Dominique spoke little of finances or financial goals. He drove a modest car and lived frugally. But when it came to his vineyards and his wines, he invested seemingly without thought of return.
No story better illustrates Roger's viticultural resolve than the following.
In 1989, Dominique bought a small plot of land, just a couple of acres on the hillsides of the tiny hamlet of Bue, the most remarkable of the wine towns of Sancerre due to the high concentration of calcareous soil. The purchase was unusual in that there is never land for sale in Bue. It was doubly remarkable because the plot of land was on an incredibly steep incline, so steep that no producer dared invest the time and resources into the planting and cultivation of the land. But Dominique, who had done his apprenticeship in Burgundy in the late '70s was certain that this hillside would yield some of the finest Pinot Noir in Sancerre.
In the Spring of 1990, Dominique began planting. The process was so arduous that it became common practice for the older, retired vignerons of Bue to bring their beach chairs out to sit and watch Dominique work. A bunch of old guys with a bag of sausages, goat cheese and a baguette, watching and chuckling as the young vintner drove stakes into the ground. In late April, Dominique had almost completed planting when a huge storm blew through the eastern Loire Valley. The storm tore up the vineyard, leaving hundreds of plants and wooden stakes in a muddy pond at the bottom of the hill. The following Spring, Dominque returned with stakes and plants. The retired vignerons returned as well. Today, Roger insists that this steepest of Pinot Noir plantings is a key element of his old vine Sancerre Rouge.

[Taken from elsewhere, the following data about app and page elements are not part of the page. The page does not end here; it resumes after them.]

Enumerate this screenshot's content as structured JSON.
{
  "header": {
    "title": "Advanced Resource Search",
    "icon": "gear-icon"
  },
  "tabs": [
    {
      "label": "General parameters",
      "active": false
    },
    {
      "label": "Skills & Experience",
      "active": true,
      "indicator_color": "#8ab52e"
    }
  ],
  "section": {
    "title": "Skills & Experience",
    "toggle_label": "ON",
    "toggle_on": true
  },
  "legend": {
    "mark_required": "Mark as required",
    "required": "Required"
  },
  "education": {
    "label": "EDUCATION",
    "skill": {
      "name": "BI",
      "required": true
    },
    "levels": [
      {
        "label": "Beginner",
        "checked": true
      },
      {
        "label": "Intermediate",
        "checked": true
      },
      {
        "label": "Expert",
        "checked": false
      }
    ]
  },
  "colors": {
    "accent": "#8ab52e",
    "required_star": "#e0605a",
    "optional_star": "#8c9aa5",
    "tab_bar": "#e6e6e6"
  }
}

The greatest of the white wines produced by Dominque is the Sancerre "La Jouline," made from Sauvignon Blanc drawn off of vines with average age of 65 years! Vinified in stainless steel, this wine is fabulously fruity, but mineral, with great acidic backbone. In excellent vintages like 2004, Roger's "La Jouline" will age for up to 15 years, making it one of the most sought after wines in Sancerre. This is another white wine that begs for large stemware and plenty of aeration. Drink now- 2015.